Storm Preparation

As storm season is upon us, Larry Abbott of Abbott Contracting recommends you make any preparations that can minimize injury and property damage. Households, utilities, and businesses should plan for disaster before hurricane season starts, or make any possible preparations when a hurricane is predicted.

For storm preparation a basic emergency kit should include:

  • Water- one gallon per person per day for at least 3 days
  • Food – At least a three day supply of non-perishable food
  • Battery powered or hand crank radio, , and a NOAA weather radio
  • Flashlights
  • First aid kit
  • Whistle to signal for help
  • Manual can opener
  • Garbage bags moist towlettes
  • Pliers and wrenches to turn off utilities
  • Dust mask
  • Cell phone with chargers and backup battery

After assembling your kit remember to maintain it so it’s ready when needed:

  • Keep canned food in a cool, dry place
  • Store boxed food in tightly closed plastic or metal containers
  • Replace expired items as needed
  • Re-think your needs every year and update your kit as your family’s needs change.

*Above information obtained by Ready.gov

More considerations:

If your drinking water is from a private well, know your state or local contacts for inspecting the safety your drinking water after a flood. Keep at least a 3-day drinking water supply per person -and don’t forget pets. 

If your home is on a septic system, know who to call to have it inspected after a flood, before you use it. 

Contractors need to use lead-safe work practices on emergency renovations on homes or buildings built before 1978. Activities such as sanding, cutting, and demolition can create lead-based paint hazards. Lead-contaminated dust is harmful to adults, particularly pregnant women, and children. 

Know ahead of time where you would run a generator. Generator exhaust is toxic and can sicken or kill you. Always put generators outside well away from doors, windows, and vents. Never use a generator inside a home, basement, garage, crawlspace, tent, shed, or any other indoor or enclosed area.
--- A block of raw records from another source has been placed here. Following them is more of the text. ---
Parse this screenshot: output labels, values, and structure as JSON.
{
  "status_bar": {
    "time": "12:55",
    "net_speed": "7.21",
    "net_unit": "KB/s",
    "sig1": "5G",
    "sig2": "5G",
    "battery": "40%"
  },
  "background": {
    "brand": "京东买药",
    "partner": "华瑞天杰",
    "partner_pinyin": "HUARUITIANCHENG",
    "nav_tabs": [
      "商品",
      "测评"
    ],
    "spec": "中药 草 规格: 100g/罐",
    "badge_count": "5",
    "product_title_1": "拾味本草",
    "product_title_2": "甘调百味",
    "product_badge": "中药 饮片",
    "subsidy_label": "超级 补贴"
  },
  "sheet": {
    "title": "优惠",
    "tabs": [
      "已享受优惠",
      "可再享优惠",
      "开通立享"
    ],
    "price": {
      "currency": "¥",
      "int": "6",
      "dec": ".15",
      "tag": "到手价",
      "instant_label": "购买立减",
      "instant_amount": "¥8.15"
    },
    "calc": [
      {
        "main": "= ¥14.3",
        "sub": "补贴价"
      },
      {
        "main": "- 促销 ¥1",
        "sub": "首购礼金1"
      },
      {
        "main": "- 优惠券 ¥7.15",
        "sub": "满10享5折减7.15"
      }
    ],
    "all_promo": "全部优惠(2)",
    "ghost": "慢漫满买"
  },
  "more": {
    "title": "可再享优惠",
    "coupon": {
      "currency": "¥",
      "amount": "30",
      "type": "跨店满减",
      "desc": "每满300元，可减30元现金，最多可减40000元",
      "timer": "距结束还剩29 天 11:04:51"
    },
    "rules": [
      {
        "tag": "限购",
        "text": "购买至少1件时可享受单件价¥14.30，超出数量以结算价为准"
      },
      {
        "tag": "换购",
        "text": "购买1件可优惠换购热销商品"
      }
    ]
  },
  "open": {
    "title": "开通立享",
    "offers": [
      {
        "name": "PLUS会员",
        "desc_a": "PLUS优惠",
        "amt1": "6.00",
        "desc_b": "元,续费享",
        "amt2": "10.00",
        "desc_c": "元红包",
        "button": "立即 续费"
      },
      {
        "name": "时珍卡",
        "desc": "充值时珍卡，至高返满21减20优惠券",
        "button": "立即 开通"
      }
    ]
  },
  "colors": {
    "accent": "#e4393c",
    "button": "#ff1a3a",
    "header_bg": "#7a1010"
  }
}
Carbon monoxide (CO) is deadly, can build up quickly, and linger for hours.

After the flood, remove standing water and dry indoor areas. Remove and Disasters can generate tons of debris, including building rubble, soil and sediments, green waste (e.g.., trees and shrubs), personal property, ash, and charred wood. Discard anything that has been wet for more than 24-48 hours.

Anyone working on demolition, removal, and cleanup of building debris need to be aware of any asbestos and how to handle asbestos materials properly. People exposed to asbestos dust can develop serious lung health problems including asbestosis, lung cancer and mesothelioma. Although the use of asbestos has dramatically decreased in recent years, it is still found in many residential and commercial buildings and can pose a serious health risk.

* Above info obtained by epa.gov